So, what are the Senior Military Colleges? They are the schools with corps of cadets and military training programs that maintain the same standards as the Service academies (West Point, Annapolis, the Air Force Academy, the Coast Guard Academy, and the Merchant Marine Academy). The Senior Military Colleges produce a significant number of officers, and do it in a full time military environment. For example, during World War II, Texas A&M produced more officers than any other school including the Service academies. The Senior Military Colleges are: Texas A&M University, Virginia Tech, The Citadel, Norwich University, University of North Georgia, and the Virginia Military Institute.

In addition to offering Reserve Officer Training Corps commissioning programs, they offer leadership training programs:

Texas A&M Hollingsworth Leadership Development Program

Virginia Tech Corps Leadership Program

Citadel Leader Development Program

Norwich Master of Science in Leadership

North Georgia Corps of Cadets Boar’s Head Brigade

Virginia Military Institute Leadership and Ethics

Finally, here’s a little Aggie motivation for you: the Ross Volunteer Company’s Parents Weekend  Drill–it’s the culmination of a year of drill and parades for the state’s oldest student organization.

 


Mickey's Rules for Leaders eBook CoverMickey believes everyone can reach high levels of performance if inspired and led. During his 28 year US Air Force career Mickey commanded thousands of Airmen, managed portfolios worth billions of dollars, and worked with military, civil, and industry officials around the world. He is a Distinguished Graduate from the Eisenhower School at National Defense University in Washington DC.

Mickey is the author of seven books, including Leading Leaders: Inspiring, Empowering, and Motivating Teams and The 5 Be’s For Starting Out. He’s a frequent contributor to industry publications and writes for his own Leading Leaders blog, and GeneralLeadership.com.

Integrity Is The Cornerstone of Leadership

Posted Leave a commentPosted in GeneralLeadership.com

cadetwilsonIntegrity must be at the core of who we are as leaders if we’re to successfully inspire confidence in our teams. Because leadership is fundamentally about human relationships, integrity must be the very cornerstone of any leader’s foundation. In every aspect of our lives we depend on the integrity of others, and others do the same for us. We count on stores to give us fair prices, on students to do their own work, and athletes to play by the rules. That’s why it’s such a big deal when there is a breach of integrity like a public lie or the discovery someone we trust isn’t playing by the rules.

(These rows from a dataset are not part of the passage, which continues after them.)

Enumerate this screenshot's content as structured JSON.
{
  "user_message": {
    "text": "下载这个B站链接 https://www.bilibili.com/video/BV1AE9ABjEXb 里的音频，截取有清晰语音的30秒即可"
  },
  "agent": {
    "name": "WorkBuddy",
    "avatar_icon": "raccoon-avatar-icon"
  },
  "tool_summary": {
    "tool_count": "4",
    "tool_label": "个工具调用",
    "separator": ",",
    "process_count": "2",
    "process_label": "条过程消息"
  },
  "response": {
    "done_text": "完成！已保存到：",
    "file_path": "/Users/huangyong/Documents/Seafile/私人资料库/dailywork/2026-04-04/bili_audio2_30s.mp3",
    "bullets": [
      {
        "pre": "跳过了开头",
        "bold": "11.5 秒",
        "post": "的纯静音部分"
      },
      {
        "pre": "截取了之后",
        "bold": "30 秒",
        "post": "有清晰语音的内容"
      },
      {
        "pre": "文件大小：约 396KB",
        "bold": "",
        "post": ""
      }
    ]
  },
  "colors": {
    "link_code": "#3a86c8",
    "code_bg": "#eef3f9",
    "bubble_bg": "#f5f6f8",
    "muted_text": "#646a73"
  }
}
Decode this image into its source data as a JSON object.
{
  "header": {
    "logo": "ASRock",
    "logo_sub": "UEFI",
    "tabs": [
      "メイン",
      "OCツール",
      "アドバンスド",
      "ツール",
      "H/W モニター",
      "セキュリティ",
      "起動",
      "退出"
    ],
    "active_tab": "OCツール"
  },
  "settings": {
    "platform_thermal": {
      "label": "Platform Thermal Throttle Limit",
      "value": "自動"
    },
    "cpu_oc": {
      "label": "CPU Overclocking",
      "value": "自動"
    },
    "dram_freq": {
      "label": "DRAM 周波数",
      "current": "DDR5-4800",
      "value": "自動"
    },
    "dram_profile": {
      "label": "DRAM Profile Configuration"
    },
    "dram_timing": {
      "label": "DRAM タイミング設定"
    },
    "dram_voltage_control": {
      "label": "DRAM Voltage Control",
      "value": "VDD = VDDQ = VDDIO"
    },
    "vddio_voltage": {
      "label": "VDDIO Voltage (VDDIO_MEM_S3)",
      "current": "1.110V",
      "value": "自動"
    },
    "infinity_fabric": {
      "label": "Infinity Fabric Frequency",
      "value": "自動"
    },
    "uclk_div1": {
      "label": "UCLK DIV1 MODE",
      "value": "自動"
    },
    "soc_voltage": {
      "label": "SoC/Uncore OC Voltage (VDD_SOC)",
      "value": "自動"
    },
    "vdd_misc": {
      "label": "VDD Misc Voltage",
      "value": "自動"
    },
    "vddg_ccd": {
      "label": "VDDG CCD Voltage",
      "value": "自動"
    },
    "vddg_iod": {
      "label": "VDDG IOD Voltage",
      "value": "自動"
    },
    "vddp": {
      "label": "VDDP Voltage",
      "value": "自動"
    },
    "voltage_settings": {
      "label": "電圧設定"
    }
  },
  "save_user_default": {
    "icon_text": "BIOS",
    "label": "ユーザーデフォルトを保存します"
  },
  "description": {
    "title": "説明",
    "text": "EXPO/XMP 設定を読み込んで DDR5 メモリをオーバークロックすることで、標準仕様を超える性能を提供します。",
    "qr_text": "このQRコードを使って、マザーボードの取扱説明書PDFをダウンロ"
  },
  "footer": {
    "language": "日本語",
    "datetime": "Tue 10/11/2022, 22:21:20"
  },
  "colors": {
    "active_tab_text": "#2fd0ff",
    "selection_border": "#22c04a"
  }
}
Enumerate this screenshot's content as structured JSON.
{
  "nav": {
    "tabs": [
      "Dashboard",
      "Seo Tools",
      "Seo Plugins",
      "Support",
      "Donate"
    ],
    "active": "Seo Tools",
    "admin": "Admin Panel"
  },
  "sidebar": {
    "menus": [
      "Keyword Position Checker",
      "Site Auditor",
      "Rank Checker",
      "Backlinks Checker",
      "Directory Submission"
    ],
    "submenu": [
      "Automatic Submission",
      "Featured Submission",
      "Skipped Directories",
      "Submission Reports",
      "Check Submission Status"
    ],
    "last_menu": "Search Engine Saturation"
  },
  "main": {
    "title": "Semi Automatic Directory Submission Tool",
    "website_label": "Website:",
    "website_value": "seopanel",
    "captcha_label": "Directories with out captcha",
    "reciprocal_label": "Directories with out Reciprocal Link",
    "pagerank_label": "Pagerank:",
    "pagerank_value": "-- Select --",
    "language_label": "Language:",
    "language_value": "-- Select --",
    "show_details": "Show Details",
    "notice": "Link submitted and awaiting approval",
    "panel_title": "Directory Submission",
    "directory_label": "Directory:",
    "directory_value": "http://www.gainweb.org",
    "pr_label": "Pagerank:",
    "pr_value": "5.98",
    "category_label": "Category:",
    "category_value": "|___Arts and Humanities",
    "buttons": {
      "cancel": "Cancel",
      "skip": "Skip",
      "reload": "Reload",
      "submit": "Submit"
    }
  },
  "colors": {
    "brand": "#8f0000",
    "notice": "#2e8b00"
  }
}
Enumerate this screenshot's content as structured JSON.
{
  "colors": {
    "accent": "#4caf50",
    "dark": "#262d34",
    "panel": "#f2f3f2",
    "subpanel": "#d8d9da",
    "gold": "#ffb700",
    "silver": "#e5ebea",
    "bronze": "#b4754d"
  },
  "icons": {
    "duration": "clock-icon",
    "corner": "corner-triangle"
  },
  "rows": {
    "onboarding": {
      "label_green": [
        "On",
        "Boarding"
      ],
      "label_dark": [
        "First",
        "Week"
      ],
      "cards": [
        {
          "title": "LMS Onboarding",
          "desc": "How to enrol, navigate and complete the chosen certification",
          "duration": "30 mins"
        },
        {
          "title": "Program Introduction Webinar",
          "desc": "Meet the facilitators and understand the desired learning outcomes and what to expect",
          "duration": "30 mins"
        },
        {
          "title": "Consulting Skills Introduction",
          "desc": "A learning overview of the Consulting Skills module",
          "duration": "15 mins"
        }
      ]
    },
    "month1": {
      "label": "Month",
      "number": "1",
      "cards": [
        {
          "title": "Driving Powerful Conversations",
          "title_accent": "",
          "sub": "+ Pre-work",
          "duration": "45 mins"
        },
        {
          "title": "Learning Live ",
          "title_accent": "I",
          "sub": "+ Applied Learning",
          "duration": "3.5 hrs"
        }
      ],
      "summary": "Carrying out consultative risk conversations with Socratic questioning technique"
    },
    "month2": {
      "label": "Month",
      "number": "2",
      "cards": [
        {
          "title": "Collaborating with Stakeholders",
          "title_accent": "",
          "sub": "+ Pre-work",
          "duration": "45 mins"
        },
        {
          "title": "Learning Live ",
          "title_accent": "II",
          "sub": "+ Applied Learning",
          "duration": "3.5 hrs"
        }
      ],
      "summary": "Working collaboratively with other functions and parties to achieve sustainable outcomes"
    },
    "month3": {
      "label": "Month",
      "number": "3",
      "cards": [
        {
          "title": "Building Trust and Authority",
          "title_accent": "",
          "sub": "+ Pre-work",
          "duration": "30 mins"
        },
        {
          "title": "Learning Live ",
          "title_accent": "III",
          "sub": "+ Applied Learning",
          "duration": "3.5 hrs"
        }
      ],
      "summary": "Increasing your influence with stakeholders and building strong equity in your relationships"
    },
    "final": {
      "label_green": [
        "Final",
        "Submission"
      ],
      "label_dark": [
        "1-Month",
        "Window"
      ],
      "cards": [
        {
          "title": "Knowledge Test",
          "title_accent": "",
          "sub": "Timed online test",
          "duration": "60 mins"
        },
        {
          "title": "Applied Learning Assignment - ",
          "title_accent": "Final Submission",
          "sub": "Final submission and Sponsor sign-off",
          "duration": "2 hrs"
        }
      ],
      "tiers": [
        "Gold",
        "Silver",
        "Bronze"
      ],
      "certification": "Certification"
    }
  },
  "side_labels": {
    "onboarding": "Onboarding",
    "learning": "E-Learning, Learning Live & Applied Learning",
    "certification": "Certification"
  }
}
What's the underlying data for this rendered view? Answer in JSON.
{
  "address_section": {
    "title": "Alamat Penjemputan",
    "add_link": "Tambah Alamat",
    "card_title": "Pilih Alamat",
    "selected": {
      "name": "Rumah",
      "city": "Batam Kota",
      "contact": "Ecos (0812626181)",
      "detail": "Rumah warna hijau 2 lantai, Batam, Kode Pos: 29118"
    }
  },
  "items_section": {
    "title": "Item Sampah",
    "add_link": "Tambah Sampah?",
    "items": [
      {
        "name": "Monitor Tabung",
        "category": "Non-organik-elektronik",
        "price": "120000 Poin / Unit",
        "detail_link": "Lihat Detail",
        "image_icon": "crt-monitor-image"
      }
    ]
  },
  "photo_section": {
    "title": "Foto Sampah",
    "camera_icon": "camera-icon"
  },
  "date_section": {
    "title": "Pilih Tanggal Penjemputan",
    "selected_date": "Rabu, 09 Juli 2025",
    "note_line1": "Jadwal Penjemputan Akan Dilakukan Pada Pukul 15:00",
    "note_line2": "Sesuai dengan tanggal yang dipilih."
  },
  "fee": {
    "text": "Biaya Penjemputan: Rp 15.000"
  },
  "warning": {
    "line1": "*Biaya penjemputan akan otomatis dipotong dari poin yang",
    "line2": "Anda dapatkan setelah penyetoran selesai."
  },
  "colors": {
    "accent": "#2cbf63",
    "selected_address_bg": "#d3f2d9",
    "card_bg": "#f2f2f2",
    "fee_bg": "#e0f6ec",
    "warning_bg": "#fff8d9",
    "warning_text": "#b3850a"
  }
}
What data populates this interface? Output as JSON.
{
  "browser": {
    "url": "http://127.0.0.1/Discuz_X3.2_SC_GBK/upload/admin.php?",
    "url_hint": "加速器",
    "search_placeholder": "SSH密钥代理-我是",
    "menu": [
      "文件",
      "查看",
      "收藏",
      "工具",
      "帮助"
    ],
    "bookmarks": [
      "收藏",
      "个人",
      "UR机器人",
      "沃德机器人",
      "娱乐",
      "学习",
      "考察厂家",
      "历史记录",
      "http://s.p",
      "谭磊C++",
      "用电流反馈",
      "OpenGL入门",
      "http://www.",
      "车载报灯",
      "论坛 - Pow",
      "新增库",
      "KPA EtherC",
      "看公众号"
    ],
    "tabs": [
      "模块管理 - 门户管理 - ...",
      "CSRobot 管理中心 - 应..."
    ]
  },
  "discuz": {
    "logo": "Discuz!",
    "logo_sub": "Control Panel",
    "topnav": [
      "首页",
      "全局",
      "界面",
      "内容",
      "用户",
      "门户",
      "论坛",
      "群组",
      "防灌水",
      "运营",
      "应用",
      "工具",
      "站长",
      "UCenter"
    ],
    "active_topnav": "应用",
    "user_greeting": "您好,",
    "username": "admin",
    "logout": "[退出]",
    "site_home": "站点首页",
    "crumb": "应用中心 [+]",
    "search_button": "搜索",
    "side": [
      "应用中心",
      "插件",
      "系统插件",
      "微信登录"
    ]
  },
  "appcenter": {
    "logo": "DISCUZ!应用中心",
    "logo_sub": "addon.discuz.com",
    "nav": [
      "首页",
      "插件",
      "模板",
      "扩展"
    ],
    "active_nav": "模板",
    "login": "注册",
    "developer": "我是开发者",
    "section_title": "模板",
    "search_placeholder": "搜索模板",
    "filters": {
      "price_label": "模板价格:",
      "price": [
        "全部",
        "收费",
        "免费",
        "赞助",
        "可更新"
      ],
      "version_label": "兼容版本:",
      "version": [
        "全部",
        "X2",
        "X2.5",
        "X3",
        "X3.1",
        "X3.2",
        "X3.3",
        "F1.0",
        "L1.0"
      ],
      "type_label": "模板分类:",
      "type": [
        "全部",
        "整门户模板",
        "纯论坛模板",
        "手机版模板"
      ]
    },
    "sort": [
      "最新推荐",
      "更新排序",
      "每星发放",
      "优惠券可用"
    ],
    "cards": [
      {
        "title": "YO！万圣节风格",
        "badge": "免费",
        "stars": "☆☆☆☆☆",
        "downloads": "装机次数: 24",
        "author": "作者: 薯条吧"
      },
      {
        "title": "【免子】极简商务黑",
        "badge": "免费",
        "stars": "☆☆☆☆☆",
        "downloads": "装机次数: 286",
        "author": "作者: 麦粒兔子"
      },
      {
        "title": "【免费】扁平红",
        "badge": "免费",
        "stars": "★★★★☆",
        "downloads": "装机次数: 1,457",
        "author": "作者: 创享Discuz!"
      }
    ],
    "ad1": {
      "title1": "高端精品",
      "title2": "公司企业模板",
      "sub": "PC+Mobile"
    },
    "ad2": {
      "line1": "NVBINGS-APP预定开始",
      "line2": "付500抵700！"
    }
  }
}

A leader who lacks integrity is headed for disaster; leaders who lead with integrity are the ones we truly value.

Read the rest on GeneralLeadership.com